Ever since R.E.M. emerged from the collegiate wilds of Athens, Ga., in the early '80s, the American underground rock scene has been simply swamped with moody, melodic guitar bands. Corralling these groups under a workable catch phrase, however, is another matter entirely.

After a number of similar-sounding bands followed R.E.M. out of Georgia, it became tempting to term this the New Southern school of rock. But that geographical definition makes it difficult to deal with the fact that there are bands as interesting and original working this vein from New England, the Midwest and California.

Perhaps the real reason these bands seem so difficult to classify is that what is at work here isn't a matter of style so much as esthetic. In a sense, what these bands have developed is a sort of postpop music, self-consciously playing off the formal aspects of pop music. The approach isn't entirely unprecedented -- musically, its roots go back to the Beatles' "Revolver" and the Beach Boys' "Pet Sounds" -- but unlike the calculatedly commercial ploys of such pop formalists as Big Star or the Raspberries, the postpop bands make as much of their distance from the mainstream as they do of their fondness for traditional rock devices.

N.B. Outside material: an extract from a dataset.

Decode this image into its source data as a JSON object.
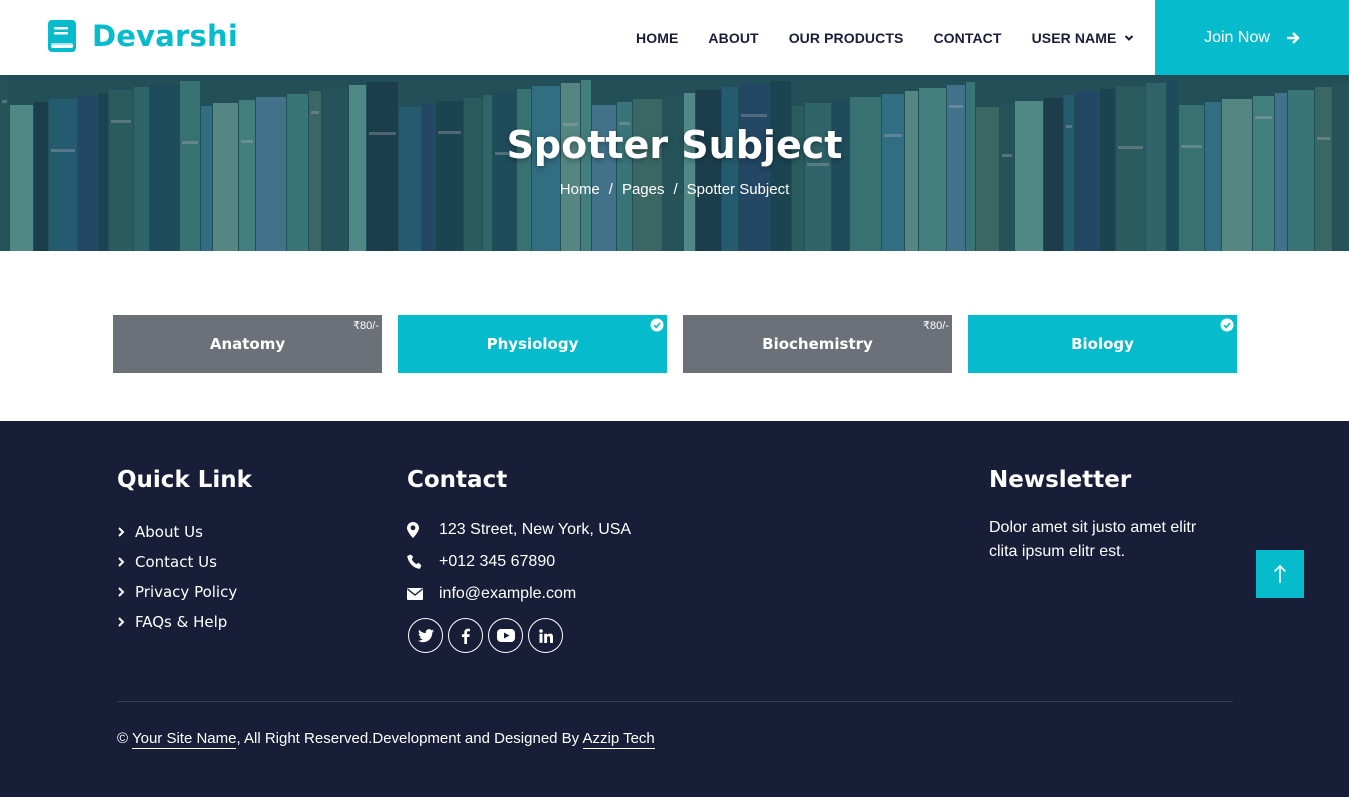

Take Dumptruck, appearing tonight at the 9:30 club. Although this Boston-based quartet appears to have no difficulty generating succinct, catchy melodies, those tuneful tidbits are almost never the focus of the songs on "Positively Dumptruck" (Big Time BTA 10011). Instead, they're treated almost as if they were just another part of the arrangement.

That's not to say the melodies don't sink in; indeed, such songs as "Back Where I Belong" and "Autumn Light" are utterly infectious. Where Dumptruck differs from the typical pop act, though, is that the band sells its sound and songs as a package, instead of splitting the elements into separate, interdependent components of a larger whole. Thus, the fuzz-tone guitar lead or clavinet bass line that crop up in "Back Where I Belong" end up sounding as important to the listener as the vocal line and lyrics.

Needless to say, this puts considerable pressure on the band to maintain an overall excellence few groups ever manage. Yet Dumptruck takes the challenge in stride. Much of that seems to stem from the close interplay between band members, for not only does the guitar work of Kirk Swan and Seth Tiven interlock as easily as their voices harmonize, but bassist Steve Michener and drummer Shawn Devlin complement each idea as if by telepathy.

A producer's role is crucial in managing the flow of instruments and ideas, and few have handled the responsibility as well or as eagerly as Mitch Easter. On "Run" (DB 79), the third album by the Windbreakers, Easter is entirely in his element. Although he shares the production credits with Tim Lee and Bobby Sutliff, the two actual Windbreakers, and studio sidekick Randy Everett, Easter seems to be the most influential.

Oddly enough, Easter's greatest strength is exactly the opposite of what is usually expected from a producer. Instead of focusing upon and highlighting the central melody of a song, his production ideas seem to run interference against it, effectively merging the melody into the overall sound. Thus, "This Time She Said" is larded with fat, feedback-drenched guitar, in part to add an edge to the music but as much to underplay the song's classic chord changes.

After all, it does take a certain amount of rock classicism to maintain the attention to form that postpop bands depend upon, and so it should hardly come as a surprise that the Windbreakers' strongest songs, in particular "Don't Wanna Know," owe much to the harmonic language of mid-'60s rock. At the same time, the band ends up sounding somewhat derivative, precisely because the Windbreakers are often too close to that idiom to achieve any real distance.

Maintaining a familiarity while at the same time avoiding that identity is a trick E*I*E*I*O is especially good at, for as "Land of Opportunity" (Frontier FLP 1017) plainly shows, this band's sound is as effective as it is eclectic.

"This Time," for instance, opens the album with a burst of Beatlesque harmony that's deliciously at odds with the dissonant drive of the guitars. It isn't that the band, which hails from the Milwaukee area, is incapable of constructing a simulacrum of Fab Four harmonies, but that the band prefers to keep the listener off balance by playing against those expectations.

Where E*I*E*I*O shines brightest, though, is through its interjection of country music mannerisms. "Me and Jesus Christ," for example, effectively parlays country gospel into hard rock without making the obvious connections that clutter the cowpunk movement, while "Hello Heartache" and "Every Word True" absorb country music's vocabulary so effectively that it almost seems unfair to mention it as an outside influence. "Land of Opportunity" is a wonderful piece of work, a wholly conceived musical vision that makes it one of the most exciting debuts of the year so far.